Ancre is but the most recent star of a cluster of vineyards that have blossomed in this area in recent years. There are approaching 20 vineyards within 20 miles of Goodrich led by Three Choirs near Newent now one of the UK’s most successful vineyards several of whose wines are sold by the very picky Wine Society. Three Choirs offers accommodation and a fine restaurant overlooking its slopes and is well worth a visit. It also processes the grapes from other vineyards too small to do it themselves like the nearby Strawberry Hill which produces lovely sparkling and still wines and is the only vineyard in the country to grow grapes under vast greenhouses. Nearby also is St Anne’s in Newent whose wines can be bought from the vineyard or at farmers’ markets.

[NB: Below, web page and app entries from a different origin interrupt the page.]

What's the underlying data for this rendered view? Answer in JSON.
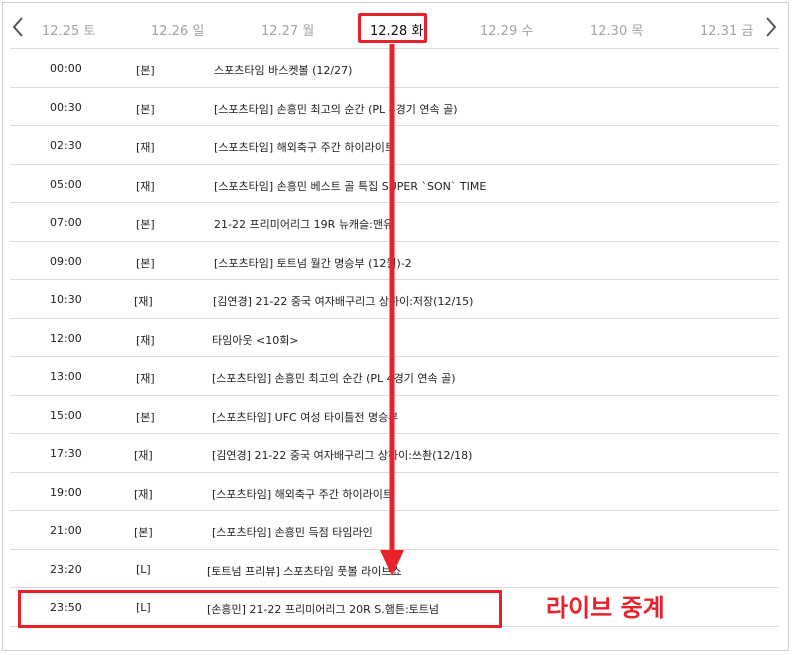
{
  "dates": [
    {
      "label": "12.25 토",
      "active": false
    },
    {
      "label": "12.26 일",
      "active": false
    },
    {
      "label": "12.27 월",
      "active": false
    },
    {
      "label": "12.28 화",
      "active": true
    },
    {
      "label": "12.29 수",
      "active": false
    },
    {
      "label": "12.30 목",
      "active": false
    },
    {
      "label": "12.31 금",
      "active": false
    }
  ],
  "schedule": [
    {
      "time": "00:00",
      "tag": "[본]",
      "title": "스포츠타임 바스켓볼 (12/27)"
    },
    {
      "time": "00:30",
      "tag": "[본]",
      "title": "[스포츠타임] 손흥민 최고의 순간 (PL 4경기 연속 골)"
    },
    {
      "time": "02:30",
      "tag": "[재]",
      "title": "[스포츠타임] 해외축구 주간 하이라이트"
    },
    {
      "time": "05:00",
      "tag": "[재]",
      "title": "[스포츠타임] 손흥민 베스트 골 특집 SUPER `SON` TIME"
    },
    {
      "time": "07:00",
      "tag": "[본]",
      "title": "21-22 프리미어리그 19R 뉴캐슬:맨유"
    },
    {
      "time": "09:00",
      "tag": "[본]",
      "title": "[스포츠타임] 토트넘 월간 명승부 (12월)-2"
    },
    {
      "time": "10:30",
      "tag": "[재]",
      "title": "[김연경] 21-22 중국 여자배구리그 상하이:저장(12/15)"
    },
    {
      "time": "12:00",
      "tag": "[재]",
      "title": "타임아웃 <10회>"
    },
    {
      "time": "13:00",
      "tag": "[재]",
      "title": "[스포츠타임] 손흥민 최고의 순간 (PL 4경기 연속 골)"
    },
    {
      "time": "15:00",
      "tag": "[본]",
      "title": "[스포츠타임] UFC 여성 타이틀전 명승부"
    },
    {
      "time": "17:30",
      "tag": "[재]",
      "title": "[김연경] 21-22 중국 여자배구리그 상하이:쓰촨(12/18)"
    },
    {
      "time": "19:00",
      "tag": "[재]",
      "title": "[스포츠타임] 해외축구 주간 하이라이트"
    },
    {
      "time": "21:00",
      "tag": "[본]",
      "title": "[스포츠타임] 손흥민 득점 타임라인"
    },
    {
      "time": "23:20",
      "tag": "[L]",
      "title": "[토트넘 프리뷰] 스포츠타임 풋볼 라이브쇼"
    },
    {
      "time": "23:50",
      "tag": "[L]",
      "title": "[손흥민] 21-22 프리미어리그 20R S.햄튼:토트넘"
    }
  ],
  "annotation": {
    "label": "라이브 중계",
    "color": "#e8212b"
  },
  "icons": {
    "prev": "chevron-left-icon",
    "next": "chevron-right-icon"
  }
}
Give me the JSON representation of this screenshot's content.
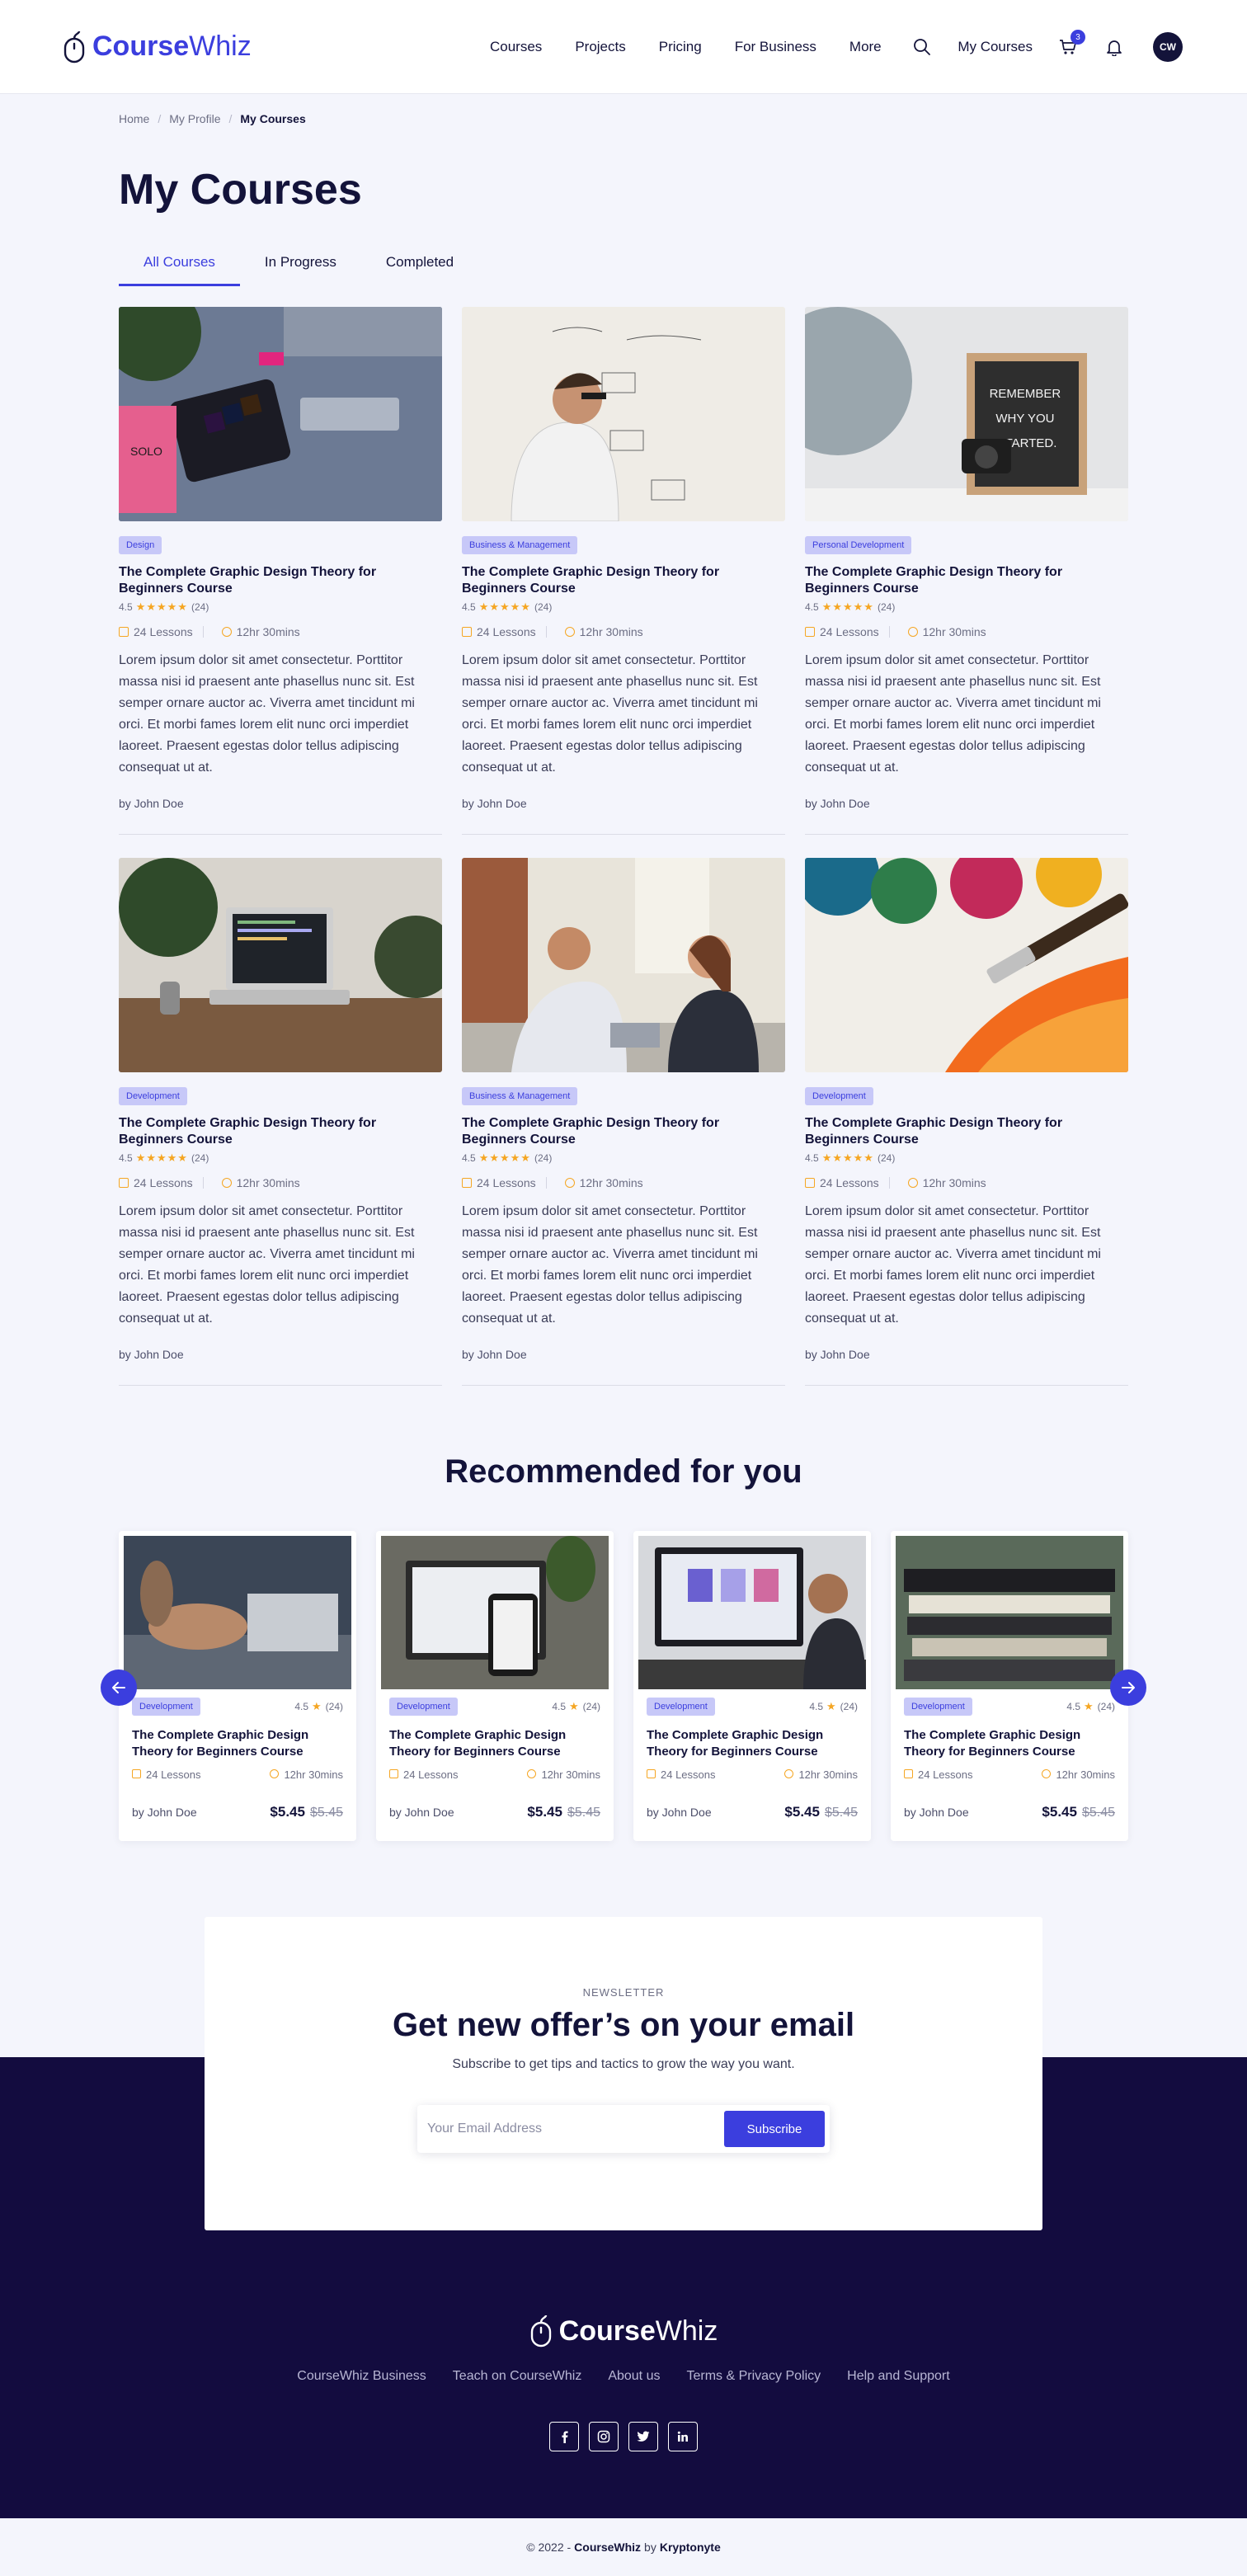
{
  "brand": {
    "name_bold": "Course",
    "name_light": "Whiz"
  },
  "nav": [
    "Courses",
    "Projects",
    "Pricing",
    "For Business",
    "More"
  ],
  "header": {
    "my_courses": "My Courses",
    "cart_count": "3",
    "avatar_initials": "CW"
  },
  "breadcrumb": [
    "Home",
    "My Profile",
    "My Courses"
  ],
  "page_title": "My Courses",
  "tabs": [
    "All Courses",
    "In Progress",
    "Completed"
  ],
  "courses": [
    {
      "category": "Design",
      "title": "The Complete Graphic Design Theory for Beginners Course",
      "rating": "4.5",
      "stars": "★★★★★",
      "reviews": "(24)",
      "lessons": "24 Lessons",
      "duration": "12hr 30mins",
      "description": "Lorem ipsum dolor sit amet consectetur. Porttitor massa nisi id praesent ante phasellus nunc sit. Est semper ornare auctor ac. Viverra amet tincidunt mi orci. Et morbi fames lorem elit nunc orci imperdiet laoreet. Praesent egestas dolor tellus adipiscing consequat ut at.",
      "author": "by John Doe"
    },
    {
      "category": "Business & Management",
      "title": "The Complete Graphic Design Theory for Beginners Course",
      "rating": "4.5",
      "stars": "★★★★★",
      "reviews": "(24)",
      "lessons": "24 Lessons",
      "duration": "12hr 30mins",
      "description": "Lorem ipsum dolor sit amet consectetur. Porttitor massa nisi id praesent ante phasellus nunc sit. Est semper ornare auctor ac. Viverra amet tincidunt mi orci. Et morbi fames lorem elit nunc orci imperdiet laoreet. Praesent egestas dolor tellus adipiscing consequat ut at.",
      "author": "by John Doe"
    },
    {
      "category": "Personal Development",
      "title": "The Complete Graphic Design Theory for Beginners Course",
      "rating": "4.5",
      "stars": "★★★★★",
      "reviews": "(24)",
      "lessons": "24 Lessons",
      "duration": "12hr 30mins",
      "description": "Lorem ipsum dolor sit amet consectetur. Porttitor massa nisi id praesent ante phasellus nunc sit. Est semper ornare auctor ac. Viverra amet tincidunt mi orci. Et morbi fames lorem elit nunc orci imperdiet laoreet. Praesent egestas dolor tellus adipiscing consequat ut at.",
      "author": "by John Doe",
      "image_text": "REMEMBER WHY YOU STARTED."
    },
    {
      "category": "Development",
      "title": "The Complete Graphic Design Theory for Beginners Course",
      "rating": "4.5",
      "stars": "★★★★★",
      "reviews": "(24)",
      "lessons": "24 Lessons",
      "duration": "12hr 30mins",
      "description": "Lorem ipsum dolor sit amet consectetur. Porttitor massa nisi id praesent ante phasellus nunc sit. Est semper ornare auctor ac. Viverra amet tincidunt mi orci. Et morbi fames lorem elit nunc orci imperdiet laoreet. Praesent egestas dolor tellus adipiscing consequat ut at.",
      "author": "by John Doe"
    },
    {
      "category": "Business & Management",
      "title": "The Complete Graphic Design Theory for Beginners Course",
      "rating": "4.5",
      "stars": "★★★★★",
      "reviews": "(24)",
      "lessons": "24 Lessons",
      "duration": "12hr 30mins",
      "description": "Lorem ipsum dolor sit amet consectetur. Porttitor massa nisi id praesent ante phasellus nunc sit. Est semper ornare auctor ac. Viverra amet tincidunt mi orci. Et morbi fames lorem elit nunc orci imperdiet laoreet. Praesent egestas dolor tellus adipiscing consequat ut at.",
      "author": "by John Doe"
    },
    {
      "category": "Development",
      "title": "The Complete Graphic Design Theory for Beginners Course",
      "rating": "4.5",
      "stars": "★★★★★",
      "reviews": "(24)",
      "lessons": "24 Lessons",
      "duration": "12hr 30mins",
      "description": "Lorem ipsum dolor sit amet consectetur. Porttitor massa nisi id praesent ante phasellus nunc sit. Est semper ornare auctor ac. Viverra amet tincidunt mi orci. Et morbi fames lorem elit nunc orci imperdiet laoreet. Praesent egestas dolor tellus adipiscing consequat ut at.",
      "author": "by John Doe"
    }
  ],
  "recommended": {
    "heading": "Recommended for you",
    "items": [
      {
        "category": "Development",
        "rating": "4.5",
        "reviews": "(24)",
        "title": "The Complete Graphic Design Theory for Beginners Course",
        "lessons": "24 Lessons",
        "duration": "12hr 30mins",
        "author": "by John Doe",
        "price": "$5.45",
        "old_price": "$5.45"
      },
      {
        "category": "Development",
        "rating": "4.5",
        "reviews": "(24)",
        "title": "The Complete Graphic Design Theory for Beginners Course",
        "lessons": "24 Lessons",
        "duration": "12hr 30mins",
        "author": "by John Doe",
        "price": "$5.45",
        "old_price": "$5.45"
      },
      {
        "category": "Development",
        "rating": "4.5",
        "reviews": "(24)",
        "title": "The Complete Graphic Design Theory for Beginners Course",
        "lessons": "24 Lessons",
        "duration": "12hr 30mins",
        "author": "by John Doe",
        "price": "$5.45",
        "old_price": "$5.45"
      },
      {
        "category": "Development",
        "rating": "4.5",
        "reviews": "(24)",
        "title": "The Complete Graphic Design Theory for Beginners Course",
        "lessons": "24 Lessons",
        "duration": "12hr 30mins",
        "author": "by John Doe",
        "price": "$5.45",
        "old_price": "$5.45"
      }
    ]
  },
  "newsletter": {
    "label": "NEWSLETTER",
    "heading": "Get new offer’s on your email",
    "subtitle": "Subscribe to get tips and tactics to grow the way you want.",
    "placeholder": "Your Email Address",
    "button": "Subscribe"
  },
  "footer": {
    "links": [
      "CourseWhiz Business",
      "Teach on CourseWhiz",
      "About us",
      "Terms & Privacy Policy",
      "Help and Support"
    ],
    "socials": [
      "facebook-icon",
      "instagram-icon",
      "twitter-icon",
      "linkedin-icon"
    ],
    "copyright_prefix": "© 2022 -",
    "copyright_brand": "CourseWhiz",
    "copyright_by": "by",
    "copyright_company": "Kryptonyte"
  },
  "colors": {
    "accent": "#3b3ede",
    "dark": "#130c3f",
    "star": "#f5a623",
    "background": "#f4f5fc"
  }
}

Among those closest to Goodrich are two off the Walford road to Ross-on-Wye. Frank Myers started planting 3.5 acres in the land around the wonderful Tudor mansion Wythall two years ago and hopes to be harvesting in another two years. Further on, along the turning through Coughton, Ccbrey Farm, famous for its asparagus, has set aside a few acres to grow grapes for sparkling white wine. Since the Chinn family has lived there for hundreds of years there was only one thing they could call it – Chinn-Chinn. The first vintage 2006 won a silver medal from Decanter magazine and the 2007, now available for sale, is at least as good. It can be bought from their web site www.cobrey.co.uk or tasted at the Mill Race restaurant in Walford.
Other nearby vineyards include Treago at St Weonards, the excellent Monow Valley in Monmouth, Wernddu at Pen-y-clawdd (1.5 acres) and Parva Farm at Tintern. John Boyd grows grapes on his half-an-acre vineyard st Upton Bishop which is sold to local shops and pubs like the Moody Cow. The one in the gardens of the Pengethley Hotel appears to be resting and two tiny ones at Llangrove (featured in the Village News a decade ago) have fallen by the wayside. Otherwise the area’s contribution to Britain’s viticultural revival, appears to be in rude health despite the calamitous weather of 2012 which has severely affected harvests everywhere.
Meanwhile, vineyards are creeping ever closer to Goodrich itself. One wonders how long it will be before the village itself, once famous for its cider, has a vineyard of its own.
Victor Keegan has a Twitter feed @vickeegan and also @BritishWino aimed (independently) at promoting English and Welsh wines
Posted by Victor Keegan
on February 06, 2013
Tomorrow (Thursday Feb 7) there will be an art auction in aid of CRISIS of the wonderful paintings of Kevin Fitzpatrick the cabbie artist who financed his work by learning The Knowledge and who very sadly died last year. Some of them are quite large and would look great in a corporate setting or in a large room. From time to time I have drawn attention to his remarkable paintings and installations on Flickr and Twitter and you can see from the ones in the picture how good they are.
Please come along to tomorrow’s event whether to buy or to socialise. You can view the pictures most of the day or join the event proper from 6pm until 9pm with the auction scheduled to start at 7pm. There will be a cash bar. All the proceeds will go to help CRISIS, the great charity that is hosting the event. We look forward to welcoming you at Bermondsey Project, Ground Floor Gallery, 46 Willow Walk, SE1 5SF or 15 mins walk from Bermondsey or London Bridge stations. More info Dan Keegan 07811 365 046 email@example.com
This link takes you to a Flickr set showing some of his artwork including the installation at Central St Martins involving cabbies taking the knowledge.